Despite being easy to keep, these are not pets for young children who may not use good judgment in handling and monitoring them!
Crested geckos are lizards that originated from New Caledonia, a group of islands located northeast of Australia. There, they live in low-elevation rainforests, often inhabiting tree canopies 10 to 50 feet above the forest floor. Their habitat tends to be shaded, humid (about 80% relative humidity), and moderately warm. Wild crested geckos are not exported for the pet trade, but captive-bred specimens are widely available.
I didn’t intend to breed these marvelous creatures. They just started on their own and I have more than I can keep. Mine is not a large breeding project, just the product of my pets. My interest is finding good homes where they are appreciated for their beauty and loved as pets. I don’t specifically breed for color or pattern. What happens, happens. Our geckos have flame, tiger, and dalmatian patterns. The babies range from pale or golden tan to reddish and chocolate.
I usually have juveniles or babies available and I can send pictures but the best way to pick one is to come to a show (I do Arlington and Lewisville, TX).

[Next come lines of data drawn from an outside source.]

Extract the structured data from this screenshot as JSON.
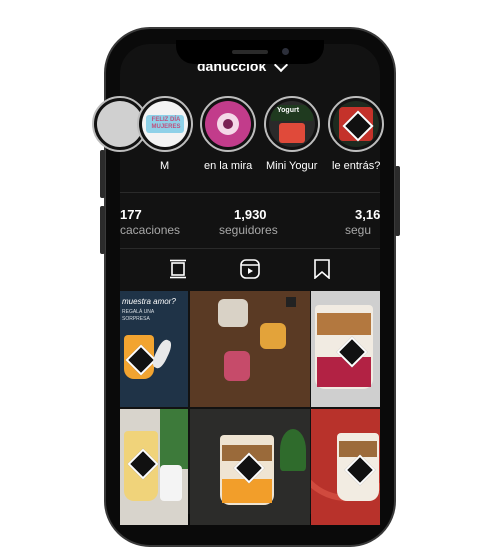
{
  "profile": {
    "username": "danucciok"
  },
  "highlights": [
    {
      "label": "",
      "ring": "#cfcfcf"
    },
    {
      "label": "M",
      "ring": "#cfcfcf"
    },
    {
      "label": "en la mira",
      "ring": "#cfcfcf"
    },
    {
      "label": "Mini Yogur",
      "ring": "#cfcfcf"
    },
    {
      "label": "le entrás?",
      "ring": "#cfcfcf"
    }
  ],
  "highlight_text": {
    "m_cover": "FELIZ DÍA MUJERES",
    "yogur_cover": "Yogurt"
  },
  "stats": [
    {
      "value": "177",
      "label": "cacaciones"
    },
    {
      "value": "1,930",
      "label": "seguidores"
    },
    {
      "value": "3,16",
      "label": "segu"
    }
  ],
  "tabs": [
    {
      "icon": "grid-icon"
    },
    {
      "icon": "reels-icon"
    },
    {
      "icon": "saved-icon"
    }
  ],
  "posts": {
    "p1_text": "muestra amor?",
    "p1_sub": "REGALÁ UNA SORPRESA"
  },
  "colors": {
    "background": "#121212",
    "text": "#ffffff",
    "muted": "#a8a8a8"
  }
}
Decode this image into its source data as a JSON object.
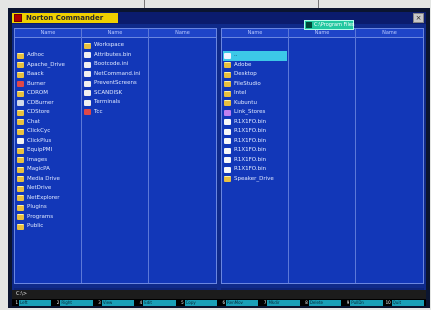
{
  "window": {
    "title": "Norton Commander",
    "close_glyph": "×"
  },
  "left_panel": {
    "columns": [
      "Name",
      "Name",
      "Name"
    ],
    "path": "",
    "col1": [
      {
        "name": "Adhoc",
        "icon": "folder"
      },
      {
        "name": "Apache_Drive",
        "icon": "folder"
      },
      {
        "name": "Baack",
        "icon": "folder"
      },
      {
        "name": "Burner",
        "icon": "exe"
      },
      {
        "name": "CDROM",
        "icon": "folder"
      },
      {
        "name": "CDBurner",
        "icon": "drive"
      },
      {
        "name": "CDStore",
        "icon": "folder"
      },
      {
        "name": "Chat",
        "icon": "folder"
      },
      {
        "name": "ClickCyc",
        "icon": "folder"
      },
      {
        "name": "ClickPlus",
        "icon": "doc"
      },
      {
        "name": "EquipPMI",
        "icon": "folder"
      },
      {
        "name": "Images",
        "icon": "folder"
      },
      {
        "name": "MagicPA",
        "icon": "folder"
      },
      {
        "name": "Media Drive",
        "icon": "folder"
      },
      {
        "name": "NetDrive",
        "icon": "folder"
      },
      {
        "name": "NetExplorer",
        "icon": "folder"
      },
      {
        "name": "Plugins",
        "icon": "folder"
      },
      {
        "name": "Programs",
        "icon": "folder"
      },
      {
        "name": "Public",
        "icon": "folder"
      }
    ],
    "col2": [
      {
        "name": "Workspace",
        "icon": "folder"
      },
      {
        "name": "Attributes.bin",
        "icon": "doc"
      },
      {
        "name": "Bootcode.ini",
        "icon": "doc"
      },
      {
        "name": "NetCommand.ini",
        "icon": "doc"
      },
      {
        "name": "PreventScreens",
        "icon": "doc"
      },
      {
        "name": "SCANDISK",
        "icon": "doc"
      },
      {
        "name": "Terminals",
        "icon": "doc"
      },
      {
        "name": "Tcc",
        "icon": "exe"
      }
    ],
    "status": ""
  },
  "right_panel": {
    "columns": [
      "Name",
      "Name",
      "Name"
    ],
    "path": "C:\\Program Files",
    "col1": [
      {
        "name": "..",
        "icon": "up",
        "selected": true
      },
      {
        "name": "Adobe",
        "icon": "folder"
      },
      {
        "name": "Desktop",
        "icon": "folder"
      },
      {
        "name": "FileStudio",
        "icon": "folder"
      },
      {
        "name": "Intel",
        "icon": "folder"
      },
      {
        "name": "Kubuntu",
        "icon": "folder"
      },
      {
        "name": "Link_Stores",
        "icon": "link"
      },
      {
        "name": "R1X1FO.bin",
        "icon": "arrow"
      },
      {
        "name": "R1X1FO.bin",
        "icon": "arrow"
      },
      {
        "name": "R1X1FO.bin",
        "icon": "arrow"
      },
      {
        "name": "R1X1FO.bin",
        "icon": "arrow"
      },
      {
        "name": "R1X1FO.bin",
        "icon": "arrow"
      },
      {
        "name": "R1X1FO.bin",
        "icon": "arrow"
      },
      {
        "name": "Speaker_Drive",
        "icon": "folder"
      }
    ],
    "status": ""
  },
  "command_line": "C:\\>",
  "fkeys": [
    {
      "n": "1",
      "label": "Left"
    },
    {
      "n": "2",
      "label": "Right"
    },
    {
      "n": "3",
      "label": "View"
    },
    {
      "n": "4",
      "label": "Edit"
    },
    {
      "n": "5",
      "label": "Copy"
    },
    {
      "n": "6",
      "label": "RenMov"
    },
    {
      "n": "7",
      "label": "Mkdir"
    },
    {
      "n": "8",
      "label": "Delete"
    },
    {
      "n": "9",
      "label": "PullDn"
    },
    {
      "n": "10",
      "label": "Quit"
    }
  ]
}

We wrote a care sheet for crested geckos, providing enough information for good basic care and suggestions for where to get more in-depth information.

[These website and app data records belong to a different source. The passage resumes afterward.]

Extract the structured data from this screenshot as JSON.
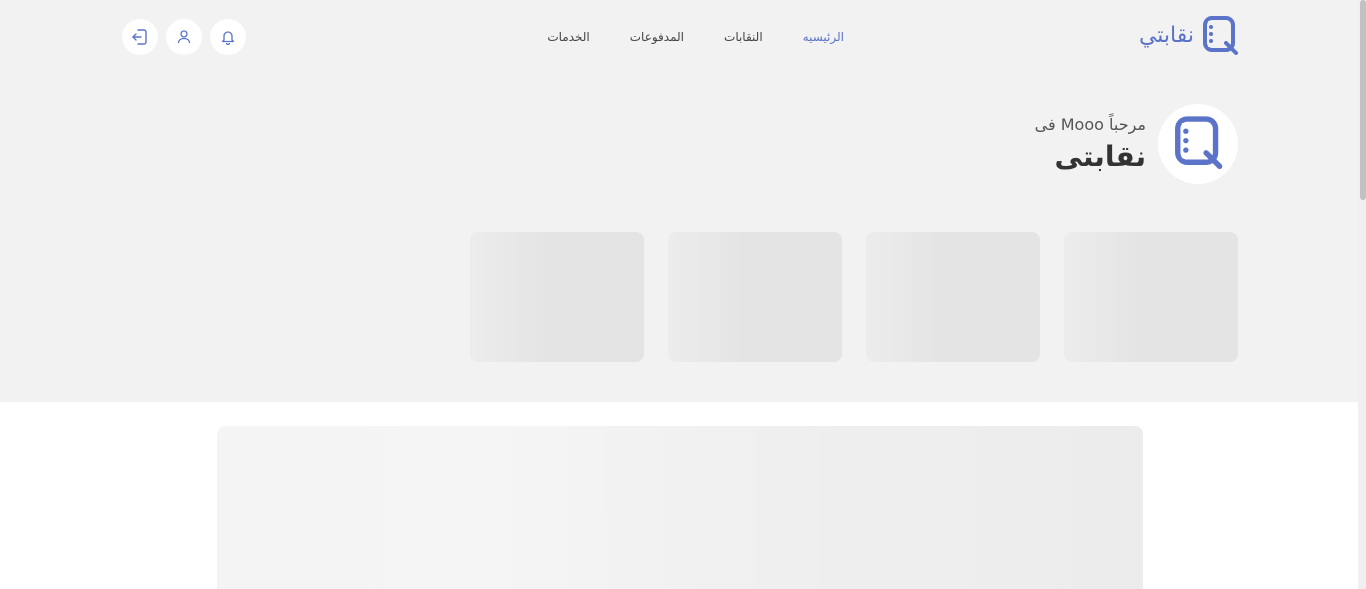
{
  "brand": {
    "name": "نقابتي",
    "logo_icon": "q-logo-icon",
    "accent_color": "#5b73c8"
  },
  "nav": {
    "items": [
      {
        "label": "الرئيسيه",
        "active": true
      },
      {
        "label": "النقابات",
        "active": false
      },
      {
        "label": "المدفوعات",
        "active": false
      },
      {
        "label": "الخدمات",
        "active": false
      }
    ]
  },
  "header_actions": {
    "icons": [
      "notification-bell-icon",
      "user-icon",
      "logout-icon"
    ]
  },
  "welcome": {
    "greeting": "مرحباً Mooo فى",
    "title": "نقابتى"
  },
  "colors": {
    "background_top": "#f2f2f2",
    "skeleton": "#e4e4e4",
    "page_background": "#ffffff"
  }
}
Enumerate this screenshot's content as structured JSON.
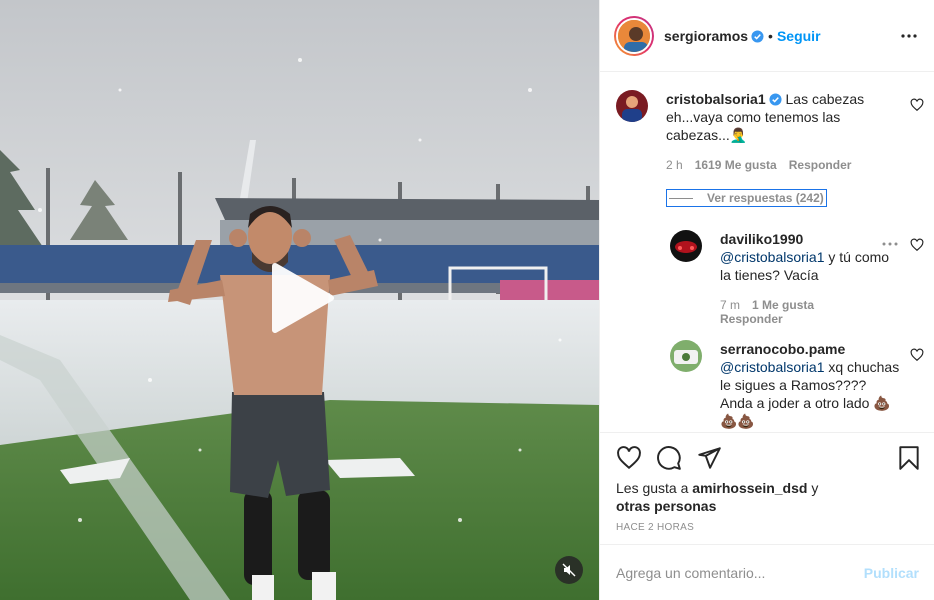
{
  "header": {
    "username": "sergioramos",
    "separator": "•",
    "follow_label": "Seguir"
  },
  "comments": [
    {
      "username": "cristobalsoria1",
      "text": "Las cabezas eh...vaya como tenemos las cabezas...🤦‍♂️",
      "time": "2 h",
      "likes": "1619 Me gusta",
      "reply_label": "Responder",
      "view_replies": "Ver respuestas (242)"
    },
    {
      "username": "daviliko1990",
      "mention": "@cristobalsoria1",
      "text": "y tú como la tienes? Vacía",
      "time": "7 m",
      "likes": "1 Me gusta",
      "reply_label": "Responder"
    },
    {
      "username": "serranocobo.pame",
      "mention": "@cristobalsoria1",
      "text": "xq chuchas le sigues a Ramos???? Anda a joder a otro lado 💩💩💩"
    }
  ],
  "likes_line": {
    "prefix": "Les gusta a",
    "user": "amirhossein_dsd",
    "conj": "y",
    "others": "otras personas"
  },
  "posted_time": "HACE 2 HORAS",
  "comment_input": {
    "placeholder": "Agrega un comentario...",
    "publish_label": "Publicar"
  },
  "icons": {
    "verified": "verified-badge-icon",
    "more": "more-options-icon",
    "heart": "heart-icon",
    "comment": "comment-icon",
    "share": "share-icon",
    "save": "bookmark-icon",
    "play": "play-icon",
    "mute": "muted-speaker-icon"
  },
  "colors": {
    "link_blue": "#0095f6",
    "verified_blue": "#3897f0",
    "mention_blue": "#00376b",
    "muted_text": "#8e8e8e",
    "publish_disabled": "#b2dffc"
  }
}
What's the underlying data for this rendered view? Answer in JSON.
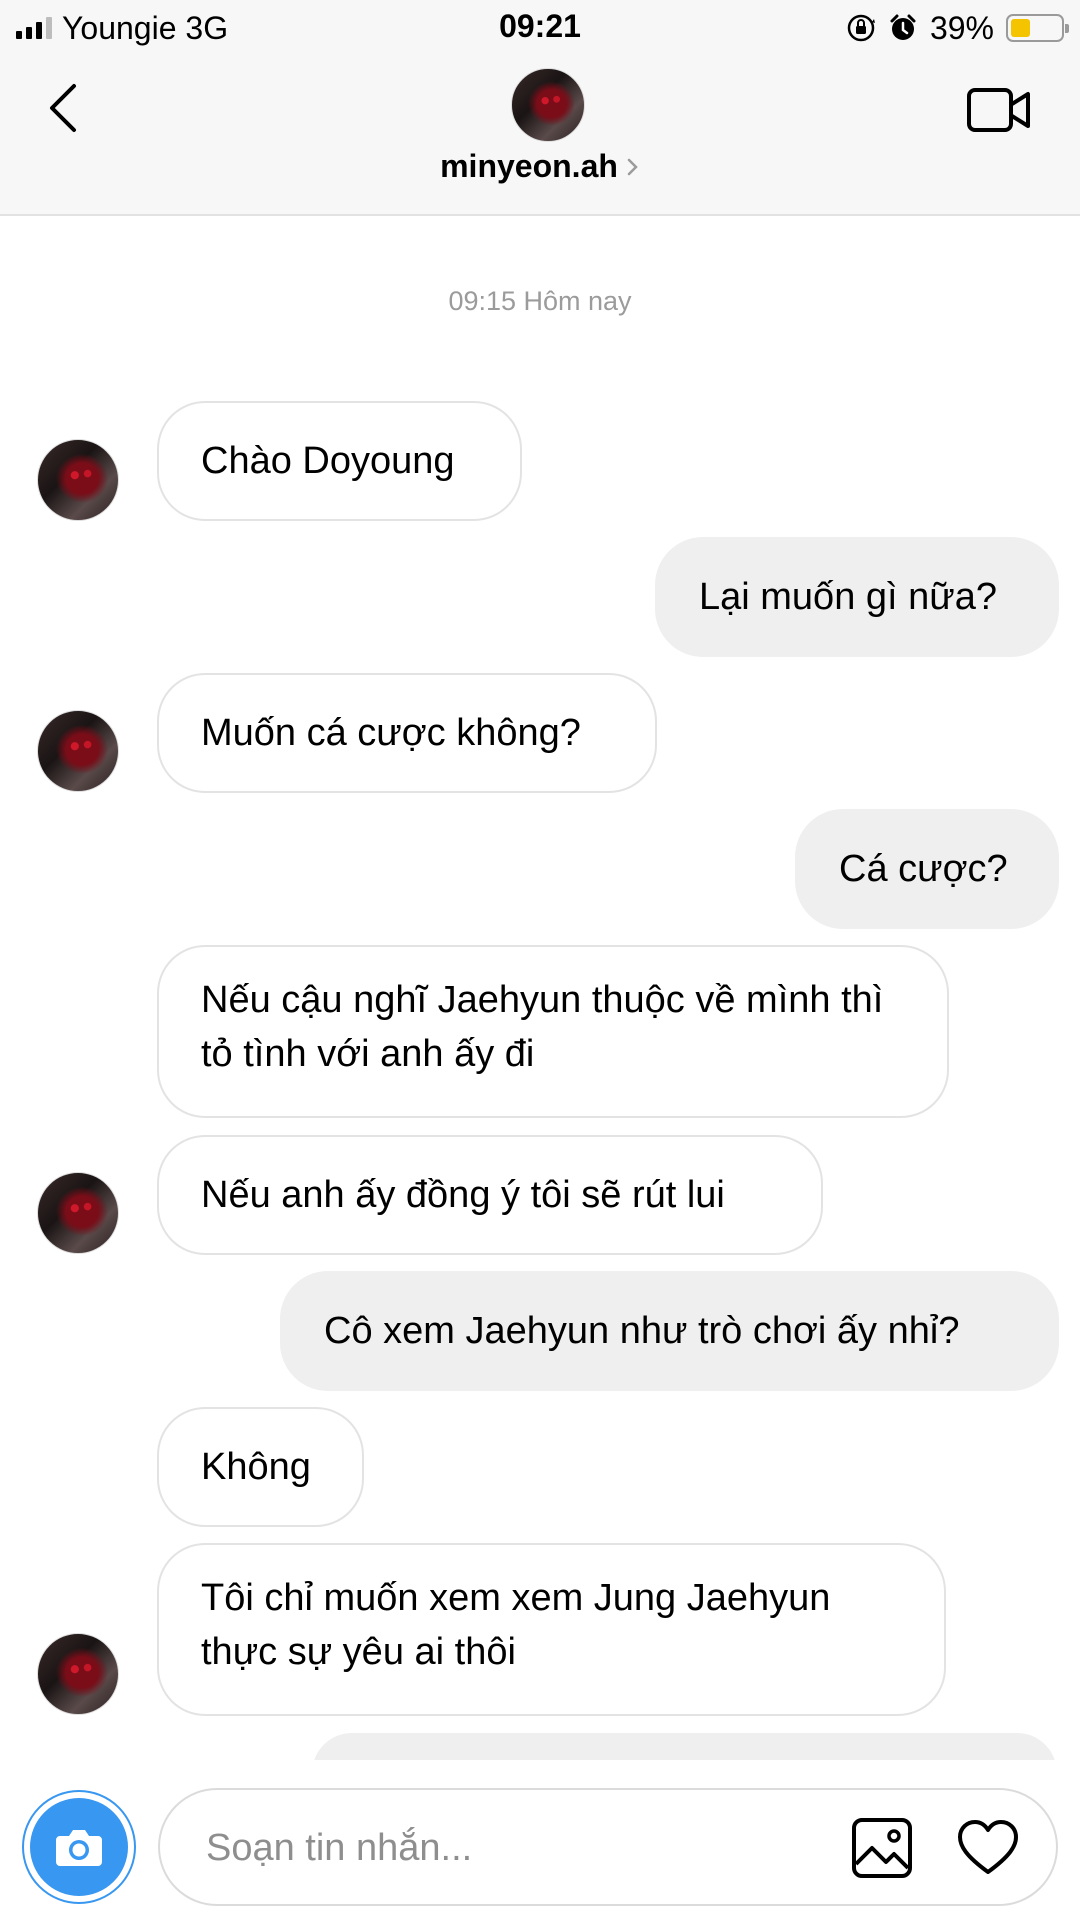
{
  "status_bar": {
    "carrier": "Youngie 3G",
    "time": "09:21",
    "battery_percent": "39%",
    "battery_level": 0.39,
    "icons": [
      "signal-icon",
      "orientation-lock-icon",
      "alarm-icon",
      "battery-icon"
    ],
    "battery_color": "#f5c400"
  },
  "header": {
    "username": "minyeon.ah",
    "icons": [
      "back-arrow-icon",
      "video-call-icon",
      "chevron-right-icon"
    ]
  },
  "conversation": {
    "timestamp": "09:15 Hôm nay",
    "messages": [
      {
        "direction": "incoming",
        "text": "Chào Doyoung"
      },
      {
        "direction": "outgoing",
        "text": "Lại muốn gì nữa?"
      },
      {
        "direction": "incoming",
        "text": "Muốn cá cược không?"
      },
      {
        "direction": "outgoing",
        "text": "Cá cược?"
      },
      {
        "direction": "incoming",
        "text": "Nếu cậu nghĩ Jaehyun thuộc về mình thì tỏ tình với anh ấy đi"
      },
      {
        "direction": "incoming",
        "text": "Nếu anh ấy đồng ý tôi sẽ rút lui"
      },
      {
        "direction": "outgoing",
        "text": "Cô xem Jaehyun như trò chơi ấy nhỉ?"
      },
      {
        "direction": "incoming",
        "text": "Không"
      },
      {
        "direction": "incoming",
        "text": "Tôi chỉ muốn xem xem Jung Jaehyun thực sự yêu ai thôi"
      }
    ]
  },
  "composer": {
    "placeholder": "Soạn tin nhắn...",
    "value": "",
    "accent_color": "#3897f0",
    "icons": [
      "camera-icon",
      "gallery-icon",
      "heart-icon"
    ]
  },
  "colors": {
    "incoming_bubble": "#ffffff",
    "outgoing_bubble": "#efefef",
    "header_bg": "#f7f7f7"
  }
}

These geckos originally came from the Middle East and South Asia, and they are in a different subfamily from the cresteds. Leopard geckos have eyelids, they are active at night, and live on the ground – so they cannot climb the walls of a terrarium.
Although we are not currently breeding leopard geckos, we have experience with them and have written a care sheet which we hope you will find useful if you are considering getting one of these lizards (or if you have one and need more information).
Our Ethical Principles Regarding Captive Reptiles
1. We keep and breed limited numbers of animals that reflect our interest, knowledge and experience. We are very familiar with the species that we choose to work with.
2. We provide good care for animals in our possession, to maintain good physical and behavioral health.
3. We do not sell or give animals to persons who, by age or level of experience and knowledge, are clearly unprepared to care for them properly.
4. We sell only healthy captive-bred animals, following relevant laws regarding sales. We do not sell hatchling or neonate reptiles that are very small and fragile or have not yet established a consistent pattern of feeding.
5. We are available for follow-up questions and support regarding any animal bought from us. We will make reasonable efforts to return calls and emails and can provide information and veterinary referrals. We can offer a refund of the price of an animal, at our sole discretion, if it dies within 3 days of receipt from causes that, in our judgment, originated prior to the sale of the animal, and if the buyer contacts us promptly with photographs and/or other documentation.
What About Salmonella?
Information taken, in part, from the Association of Reptile & Amphibian Veterinarians (ARAV)
Reptiles often carry the Salmonella bacteria and can shed bacteria in feces, even without the reptile being ill. The bacteria can infect people if swallowed, and while most Salmonella illnesses are not serious, they can be serious or even fatal in unusual cases. Simply touching a reptile will not result in a Salmonella infection; the bacteria has to be ingested. This can happen if the person eats or drinks while handling reptiles, does not wash their hands after handling reptiles, or if kitchen or other surfaces become contaminated. Pet reptiles cannot be given antibiotics to eliminate Salmonella, and attempts to do so may contribute to drug-resistant strains of the bacteria (see ARAV, www.arav.org).
To keep it in perspective, other possible sources of Salmonella contamination can include pets such as baby chicks, hamsters, and other animals, as well as beef, poultry, milk, and eggs (see WebMD, www.webmd.com). Reptile-associated salmonellosis can generally be prevented with common-sense steps such as good hand-washing and limiting handling of reptiles by very young children.
We recommend the following: (1) you should wash your hands, at least with alcohol-based hand sanitizer, after touching reptiles; and (2) do not touch reptiles if your immune system is not healthy and working well. Households with infants or with people who have compromised immune systems should be especially cautious if they keep pet reptiles at all.